### Information ###

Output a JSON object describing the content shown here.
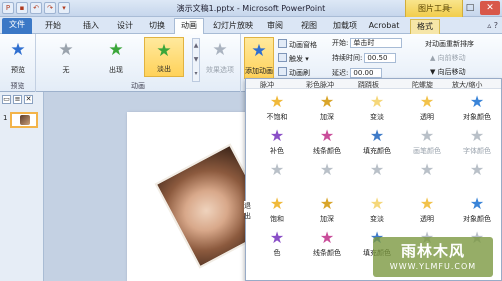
{
  "window": {
    "title": "演示文稿1.pptx - Microsoft PowerPoint",
    "context_group": "图片工具"
  },
  "tabs": [
    {
      "label": "文件"
    },
    {
      "label": "开始"
    },
    {
      "label": "插入"
    },
    {
      "label": "设计"
    },
    {
      "label": "切换"
    },
    {
      "label": "动画"
    },
    {
      "label": "幻灯片放映"
    },
    {
      "label": "审阅"
    },
    {
      "label": "视图"
    },
    {
      "label": "加载项"
    },
    {
      "label": "Acrobat"
    },
    {
      "label": "格式"
    }
  ],
  "ribbon": {
    "preview": {
      "label": "预览",
      "group": "预览"
    },
    "animation_group": {
      "label": "动画",
      "none": "无",
      "appear": "出现",
      "fade": "淡出",
      "effect_options": "效果选项"
    },
    "add_animation": "添加动画",
    "animation_pane": "动画窗格",
    "trigger": "触发",
    "animation_painter": "动画刷",
    "start_label": "开始:",
    "start_value": "单击时",
    "duration_label": "持续时间:",
    "duration_value": "00.50",
    "delay_label": "延迟:",
    "delay_value": "00.00",
    "reorder_title": "对动画重新排序",
    "move_earlier": "向前移动",
    "move_later": "向后移动"
  },
  "gallery": {
    "header": [
      "脉冲",
      "彩色脉冲",
      "跷跷板",
      "陀螺旋",
      "放大/缩小"
    ],
    "effects": [
      {
        "label": "不饱和",
        "color": "#f0b93a"
      },
      {
        "label": "加深",
        "color": "#d9a52a"
      },
      {
        "label": "变淡",
        "color": "#f5d77a"
      },
      {
        "label": "透明",
        "color": "#f2c24a"
      },
      {
        "label": "对象颜色",
        "color": "#3a84d8"
      },
      {
        "label": "补色",
        "color": "#8a4fc7"
      },
      {
        "label": "线条颜色",
        "color": "#c94d9a"
      },
      {
        "label": "填充颜色",
        "color": "#3f7bc8"
      },
      {
        "label": "画笔颜色",
        "color": "#b9c0c8"
      },
      {
        "label": "字体颜色",
        "color": "#b9c0c8"
      },
      {
        "label": "",
        "color": "#b9c0c8"
      },
      {
        "label": "",
        "color": "#b9c0c8"
      },
      {
        "label": "",
        "color": "#b9c0c8"
      },
      {
        "label": "",
        "color": "#b9c0c8"
      },
      {
        "label": "",
        "color": "#b9c0c8"
      },
      {
        "label": "饱和",
        "color": "#f0b93a"
      },
      {
        "label": "加深",
        "color": "#d9a52a"
      },
      {
        "label": "变淡",
        "color": "#f5d77a"
      },
      {
        "label": "透明",
        "color": "#f2c24a"
      },
      {
        "label": "对象颜色",
        "color": "#3a84d8"
      },
      {
        "label": "色",
        "color": "#8a4fc7"
      },
      {
        "label": "线条颜色",
        "color": "#c94d9a"
      },
      {
        "label": "填充颜色",
        "color": "#3f7bc8"
      },
      {
        "label": "",
        "color": "#b9c0c8"
      },
      {
        "label": "",
        "color": "#b9c0c8"
      }
    ],
    "side_label": "退出"
  },
  "slide_panel": {
    "slide_number": "1"
  },
  "watermark": {
    "name": "雨林木风",
    "url": "WWW.YLMFU.COM"
  },
  "colors": {
    "accent": "#3b78c6",
    "selected": "#ffd25a"
  }
}
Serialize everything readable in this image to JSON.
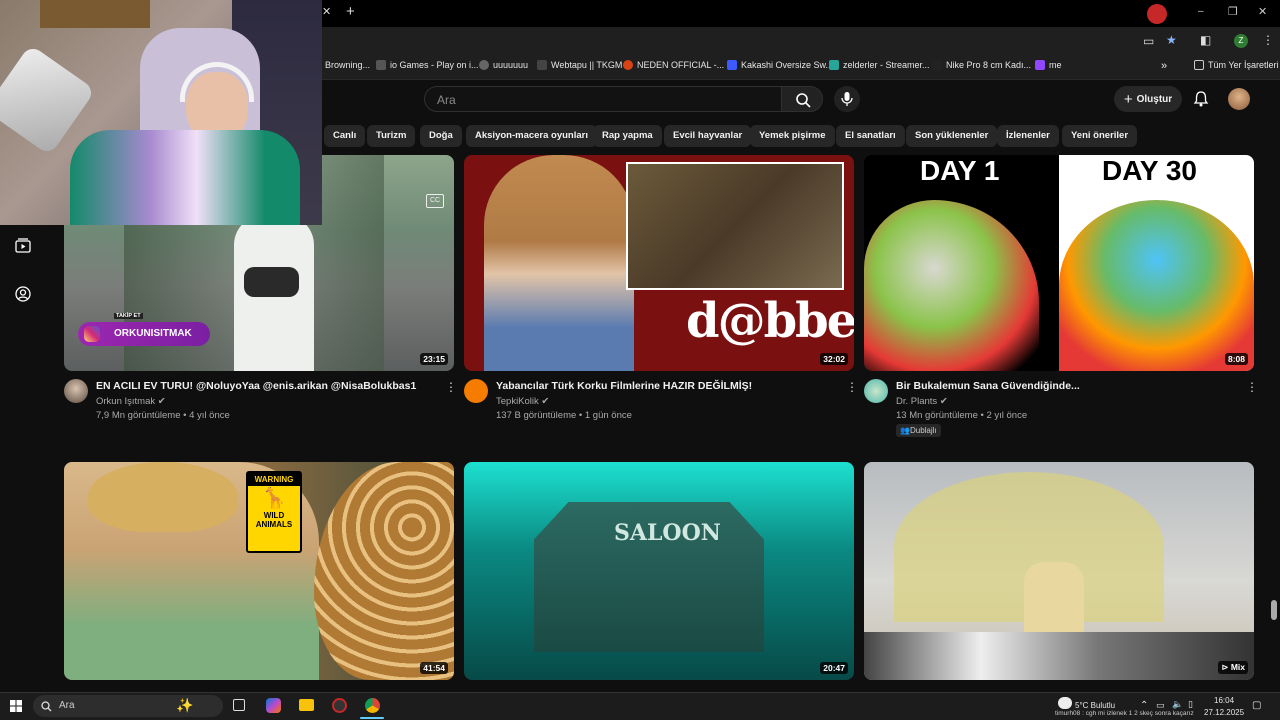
{
  "browser": {
    "bookmarks": [
      {
        "label": "Browning..."
      },
      {
        "label": "io Games - Play on i..."
      },
      {
        "label": "uuuuuuu"
      },
      {
        "label": "Webtapu || TKGM"
      },
      {
        "label": "NEDEN OFFICIAL -..."
      },
      {
        "label": "Kakashi Oversize Sw..."
      },
      {
        "label": "zelderler - Streamer..."
      },
      {
        "label": "Nike Pro 8 cm Kadı..."
      },
      {
        "label": "me"
      }
    ],
    "all_bookmarks": "Tüm Yer İşaretleri",
    "profile_initial": "Z"
  },
  "youtube": {
    "search_placeholder": "Ara",
    "create_label": "Oluştur",
    "chips": [
      "Canlı",
      "Turizm",
      "Doğa",
      "Aksiyon-macera oyunları",
      "Rap yapma",
      "Evcil hayvanlar",
      "Yemek pişirme",
      "El sanatları",
      "Son yüklenenler",
      "İzlenenler",
      "Yeni öneriler"
    ],
    "videos": [
      {
        "title": "EN ACILI EV TURU! @NoluyoYaa @enis.arikan @NisaBolukbas1",
        "channel": "Orkun Işıtmak",
        "meta": "7,9 Mn görüntüleme • 4 yıl önce",
        "duration": "23:15",
        "overlay_badge": "ORKUNISITMAK",
        "overlay_small": "TAKİP ET"
      },
      {
        "title": "Yabancılar Türk Korku Filmlerine HAZIR DEĞİLMİŞ!",
        "channel": "TepkiKolik",
        "meta": "137 B görüntüleme • 1 gün önce",
        "duration": "32:02",
        "thumb_text": "d@bbe"
      },
      {
        "title": "Bir Bukalemun Sana Güvendiğinde...",
        "channel": "Dr. Plants",
        "meta": "13 Mn görüntüleme • 2 yıl önce",
        "duration": "8:08",
        "badge": "Dublajlı",
        "thumb_left": "DAY 1",
        "thumb_right": "DAY 30"
      },
      {
        "duration": "41:54",
        "sign_top": "WARNING",
        "sign_bottom": "WILD ANIMALS"
      },
      {
        "duration": "20:47",
        "sign": "SALOON"
      },
      {
        "duration": "Mix"
      }
    ]
  },
  "taskbar": {
    "search_placeholder": "Ara",
    "weather": "5°C  Bulutlu",
    "time": "16:04",
    "date": "27.12.2025",
    "ticker": "timurh08 : cgh mi izlenek 1 2 skeç sonra kaçarız"
  }
}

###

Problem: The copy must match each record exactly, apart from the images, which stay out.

Expected output:
Output a JSON object describing the content shown here.
{
  "window": {
    "title": "演示文稿1.pptx - Microsoft PowerPoint",
    "context_group": "图片工具"
  },
  "tabs": [
    {
      "label": "文件"
    },
    {
      "label": "开始"
    },
    {
      "label": "插入"
    },
    {
      "label": "设计"
    },
    {
      "label": "切换"
    },
    {
      "label": "动画"
    },
    {
      "label": "幻灯片放映"
    },
    {
      "label": "审阅"
    },
    {
      "label": "视图"
    },
    {
      "label": "加载项"
    },
    {
      "label": "Acrobat"
    },
    {
      "label": "格式"
    }
  ],
  "ribbon": {
    "preview": {
      "label": "预览",
      "group": "预览"
    },
    "animation_group": {
      "label": "动画",
      "none": "无",
      "appear": "出现",
      "fade": "淡出",
      "effect_options": "效果选项"
    },
    "add_animation": "添加动画",
    "animation_pane": "动画窗格",
    "trigger": "触发",
    "animation_painter": "动画刷",
    "start_label": "开始:",
    "start_value": "单击时",
    "duration_label": "持续时间:",
    "duration_value": "00.50",
    "delay_label": "延迟:",
    "delay_value": "00.00",
    "reorder_title": "对动画重新排序",
    "move_earlier": "向前移动",
    "move_later": "向后移动"
  },
  "gallery": {
    "header": [
      "脉冲",
      "彩色脉冲",
      "跷跷板",
      "陀螺旋",
      "放大/缩小"
    ],
    "effects": [
      {
        "label": "不饱和",
        "color": "#f0b93a"
      },
      {
        "label": "加深",
        "color": "#d9a52a"
      },
      {
        "label": "变淡",
        "color": "#f5d77a"
      },
      {
        "label": "透明",
        "color": "#f2c24a"
      },
      {
        "label": "对象颜色",
        "color": "#3a84d8"
      },
      {
        "label": "补色",
        "color": "#8a4fc7"
      },
      {
        "label": "线条颜色",
        "color": "#c94d9a"
      },
      {
        "label": "填充颜色",
        "color": "#3f7bc8"
      },
      {
        "label": "画笔颜色",
        "color": "#b9c0c8"
      },
      {
        "label": "字体颜色",
        "color": "#b9c0c8"
      },
      {
        "label": "",
        "color": "#b9c0c8"
      },
      {
        "label": "",
        "color": "#b9c0c8"
      },
      {
        "label": "",
        "color": "#b9c0c8"
      },
      {
        "label": "",
        "color": "#b9c0c8"
      },
      {
        "label": "",
        "color": "#b9c0c8"
      },
      {
        "label": "饱和",
        "color": "#f0b93a"
      },
      {
        "label": "加深",
        "color": "#d9a52a"
      },
      {
        "label": "变淡",
        "color": "#f5d77a"
      },
      {
        "label": "透明",
        "color": "#f2c24a"
      },
      {
        "label": "对象颜色",
        "color": "#3a84d8"
      },
      {
        "label": "色",
        "color": "#8a4fc7"
      },
      {
        "label": "线条颜色",
        "color": "#c94d9a"
      },
      {
        "label": "填充颜色",
        "color": "#3f7bc8"
      },
      {
        "label": "",
        "color": "#b9c0c8"
      },
      {
        "label": "",
        "color": "#b9c0c8"
      }
    ],
    "side_label": "退出"
  },
  "slide_panel": {
    "slide_number": "1"
  },
  "watermark": {
    "name": "雨林木风",
    "url": "WWW.YLMFU.COM"
  },
  "colors": {
    "accent": "#3b78c6",
    "selected": "#ffd25a"
  }
}
Serialize everything readable in this image to JSON.
{
  "browser": {
    "bookmarks": [
      {
        "label": "Browning..."
      },
      {
        "label": "io Games - Play on i..."
      },
      {
        "label": "uuuuuuu"
      },
      {
        "label": "Webtapu || TKGM"
      },
      {
        "label": "NEDEN OFFICIAL -..."
      },
      {
        "label": "Kakashi Oversize Sw..."
      },
      {
        "label": "zelderler - Streamer..."
      },
      {
        "label": "Nike Pro 8 cm Kadı..."
      },
      {
        "label": "me"
      }
    ],
    "all_bookmarks": "Tüm Yer İşaretleri",
    "profile_initial": "Z"
  },
  "youtube": {
    "search_placeholder": "Ara",
    "create_label": "Oluştur",
    "chips": [
      "Canlı",
      "Turizm",
      "Doğa",
      "Aksiyon-macera oyunları",
      "Rap yapma",
      "Evcil hayvanlar",
      "Yemek pişirme",
      "El sanatları",
      "Son yüklenenler",
      "İzlenenler",
      "Yeni öneriler"
    ],
    "videos": [
      {
        "title": "EN ACILI EV TURU! @NoluyoYaa @enis.arikan @NisaBolukbas1",
        "channel": "Orkun Işıtmak",
        "meta": "7,9 Mn görüntüleme • 4 yıl önce",
        "duration": "23:15",
        "overlay_badge": "ORKUNISITMAK",
        "overlay_small": "TAKİP ET"
      },
      {
        "title": "Yabancılar Türk Korku Filmlerine HAZIR DEĞİLMİŞ!",
        "channel": "TepkiKolik",
        "meta": "137 B görüntüleme • 1 gün önce",
        "duration": "32:02",
        "thumb_text": "d@bbe"
      },
      {
        "title": "Bir Bukalemun Sana Güvendiğinde...",
        "channel": "Dr. Plants",
        "meta": "13 Mn görüntüleme • 2 yıl önce",
        "duration": "8:08",
        "badge": "Dublajlı",
        "thumb_left": "DAY 1",
        "thumb_right": "DAY 30"
      },
      {
        "duration": "41:54",
        "sign_top": "WARNING",
        "sign_bottom": "WILD ANIMALS"
      },
      {
        "duration": "20:47",
        "sign": "SALOON"
      },
      {
        "duration": "Mix"
      }
    ]
  },
  "taskbar": {
    "search_placeholder": "Ara",
    "weather": "5°C  Bulutlu",
    "time": "16:04",
    "date": "27.12.2025",
    "ticker": "timurh08 : cgh mi izlenek 1 2 skeç sonra kaçarız"
  }
}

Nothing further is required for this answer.